* _Work order_
Look through the data below. Show each line where the string "Risk" occurs.

(Input records begins)

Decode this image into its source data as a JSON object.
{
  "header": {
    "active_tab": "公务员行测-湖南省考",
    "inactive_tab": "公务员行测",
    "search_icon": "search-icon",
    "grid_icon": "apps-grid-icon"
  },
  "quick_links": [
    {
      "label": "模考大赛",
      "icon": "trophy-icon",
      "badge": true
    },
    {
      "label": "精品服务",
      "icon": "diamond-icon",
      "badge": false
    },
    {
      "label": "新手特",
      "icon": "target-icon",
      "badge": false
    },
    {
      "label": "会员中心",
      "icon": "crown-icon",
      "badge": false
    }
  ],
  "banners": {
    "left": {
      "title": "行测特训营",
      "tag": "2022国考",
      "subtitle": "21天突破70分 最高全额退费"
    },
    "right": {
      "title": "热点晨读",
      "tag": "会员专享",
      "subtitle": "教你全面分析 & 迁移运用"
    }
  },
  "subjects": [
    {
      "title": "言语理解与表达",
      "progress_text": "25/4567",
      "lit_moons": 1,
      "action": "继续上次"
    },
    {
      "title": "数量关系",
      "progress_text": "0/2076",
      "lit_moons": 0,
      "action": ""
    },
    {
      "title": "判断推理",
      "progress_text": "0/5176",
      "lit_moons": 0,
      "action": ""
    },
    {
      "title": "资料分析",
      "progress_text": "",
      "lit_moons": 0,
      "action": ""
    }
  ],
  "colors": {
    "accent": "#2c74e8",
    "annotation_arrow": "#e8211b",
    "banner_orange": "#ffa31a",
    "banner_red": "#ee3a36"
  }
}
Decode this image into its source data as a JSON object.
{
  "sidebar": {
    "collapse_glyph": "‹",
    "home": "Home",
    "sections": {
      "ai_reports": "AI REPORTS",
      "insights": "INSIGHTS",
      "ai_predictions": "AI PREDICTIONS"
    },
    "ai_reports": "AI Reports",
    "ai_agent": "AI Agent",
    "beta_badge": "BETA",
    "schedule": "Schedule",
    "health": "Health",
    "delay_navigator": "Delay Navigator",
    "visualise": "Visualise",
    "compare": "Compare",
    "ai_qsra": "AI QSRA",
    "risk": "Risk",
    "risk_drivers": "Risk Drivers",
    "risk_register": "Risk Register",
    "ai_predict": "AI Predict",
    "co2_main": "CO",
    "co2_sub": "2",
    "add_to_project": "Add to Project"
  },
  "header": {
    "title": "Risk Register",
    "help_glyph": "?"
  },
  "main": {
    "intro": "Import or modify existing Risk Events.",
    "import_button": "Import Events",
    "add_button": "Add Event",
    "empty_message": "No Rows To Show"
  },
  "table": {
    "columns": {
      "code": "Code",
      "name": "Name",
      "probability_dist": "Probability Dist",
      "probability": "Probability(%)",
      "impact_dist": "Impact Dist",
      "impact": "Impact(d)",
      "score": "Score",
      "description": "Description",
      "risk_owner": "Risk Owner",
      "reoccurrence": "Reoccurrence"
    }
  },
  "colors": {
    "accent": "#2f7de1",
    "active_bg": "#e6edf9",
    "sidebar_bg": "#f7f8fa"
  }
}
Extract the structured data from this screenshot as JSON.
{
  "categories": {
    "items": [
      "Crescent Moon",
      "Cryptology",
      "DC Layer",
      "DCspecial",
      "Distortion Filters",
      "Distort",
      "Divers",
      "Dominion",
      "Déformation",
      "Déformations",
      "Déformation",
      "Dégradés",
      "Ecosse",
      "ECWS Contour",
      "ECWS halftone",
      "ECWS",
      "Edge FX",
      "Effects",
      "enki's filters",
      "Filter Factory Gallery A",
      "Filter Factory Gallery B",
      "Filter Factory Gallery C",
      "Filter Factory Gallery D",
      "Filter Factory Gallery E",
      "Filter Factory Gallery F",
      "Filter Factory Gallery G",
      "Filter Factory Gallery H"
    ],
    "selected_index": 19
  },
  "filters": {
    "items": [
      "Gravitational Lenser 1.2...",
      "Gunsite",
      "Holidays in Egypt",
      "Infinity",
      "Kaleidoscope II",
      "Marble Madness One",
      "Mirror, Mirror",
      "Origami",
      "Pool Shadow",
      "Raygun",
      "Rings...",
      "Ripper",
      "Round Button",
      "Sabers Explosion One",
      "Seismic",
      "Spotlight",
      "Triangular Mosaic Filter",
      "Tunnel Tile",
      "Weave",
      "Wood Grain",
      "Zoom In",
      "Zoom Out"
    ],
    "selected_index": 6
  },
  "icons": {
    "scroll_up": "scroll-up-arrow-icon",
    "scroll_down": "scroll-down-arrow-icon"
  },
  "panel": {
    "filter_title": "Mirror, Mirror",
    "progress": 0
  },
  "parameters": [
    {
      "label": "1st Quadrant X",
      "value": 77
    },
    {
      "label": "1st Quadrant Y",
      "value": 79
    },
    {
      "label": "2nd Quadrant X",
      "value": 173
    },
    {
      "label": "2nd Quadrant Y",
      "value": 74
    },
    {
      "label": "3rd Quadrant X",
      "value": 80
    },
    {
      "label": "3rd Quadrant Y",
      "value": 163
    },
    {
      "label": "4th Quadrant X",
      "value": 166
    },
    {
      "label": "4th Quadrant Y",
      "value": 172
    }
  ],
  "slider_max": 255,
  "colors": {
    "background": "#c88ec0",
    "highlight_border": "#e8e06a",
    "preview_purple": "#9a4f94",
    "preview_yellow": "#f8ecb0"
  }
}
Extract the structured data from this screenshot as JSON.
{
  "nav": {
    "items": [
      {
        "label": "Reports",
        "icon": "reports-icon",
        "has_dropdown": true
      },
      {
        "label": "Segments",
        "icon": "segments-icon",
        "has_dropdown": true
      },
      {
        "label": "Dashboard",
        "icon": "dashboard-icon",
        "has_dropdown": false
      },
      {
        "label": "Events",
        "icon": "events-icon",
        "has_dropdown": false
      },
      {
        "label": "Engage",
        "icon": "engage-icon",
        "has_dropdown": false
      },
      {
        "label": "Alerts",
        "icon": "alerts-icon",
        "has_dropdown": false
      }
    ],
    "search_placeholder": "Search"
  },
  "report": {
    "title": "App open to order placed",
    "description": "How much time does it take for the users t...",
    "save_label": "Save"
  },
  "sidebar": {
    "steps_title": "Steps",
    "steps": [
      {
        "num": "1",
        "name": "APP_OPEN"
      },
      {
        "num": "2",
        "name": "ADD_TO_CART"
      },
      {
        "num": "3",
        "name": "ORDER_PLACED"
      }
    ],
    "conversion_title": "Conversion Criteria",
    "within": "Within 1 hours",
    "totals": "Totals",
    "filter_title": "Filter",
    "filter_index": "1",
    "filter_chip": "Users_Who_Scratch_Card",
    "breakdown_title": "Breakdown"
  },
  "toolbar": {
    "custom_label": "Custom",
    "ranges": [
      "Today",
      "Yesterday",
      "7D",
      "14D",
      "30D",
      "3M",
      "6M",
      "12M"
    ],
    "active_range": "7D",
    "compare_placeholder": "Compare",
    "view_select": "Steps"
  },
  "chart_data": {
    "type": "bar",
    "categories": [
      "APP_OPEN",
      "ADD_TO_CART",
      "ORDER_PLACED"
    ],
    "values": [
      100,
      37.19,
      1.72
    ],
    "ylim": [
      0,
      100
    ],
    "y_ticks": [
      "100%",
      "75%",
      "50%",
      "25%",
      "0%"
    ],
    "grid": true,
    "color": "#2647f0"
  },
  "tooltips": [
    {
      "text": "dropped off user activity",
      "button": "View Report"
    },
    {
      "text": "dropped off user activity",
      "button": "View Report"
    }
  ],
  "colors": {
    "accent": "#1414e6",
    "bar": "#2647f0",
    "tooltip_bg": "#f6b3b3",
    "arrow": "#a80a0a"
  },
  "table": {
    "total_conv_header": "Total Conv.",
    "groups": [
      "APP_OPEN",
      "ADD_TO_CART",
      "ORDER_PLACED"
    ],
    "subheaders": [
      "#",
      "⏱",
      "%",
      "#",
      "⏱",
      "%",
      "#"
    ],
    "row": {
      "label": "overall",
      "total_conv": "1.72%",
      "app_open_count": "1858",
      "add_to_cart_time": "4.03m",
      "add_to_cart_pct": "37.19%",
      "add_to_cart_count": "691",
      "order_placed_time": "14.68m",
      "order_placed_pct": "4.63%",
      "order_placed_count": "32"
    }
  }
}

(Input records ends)

* _Task response_
    "risk": "Risk",
    "risk_drivers": "Risk Drivers",
    "risk_register": "Risk Register",
    "title": "Risk Register",
    "intro": "Import or modify existing Risk Events.",
      "risk_owner": "Risk Owner",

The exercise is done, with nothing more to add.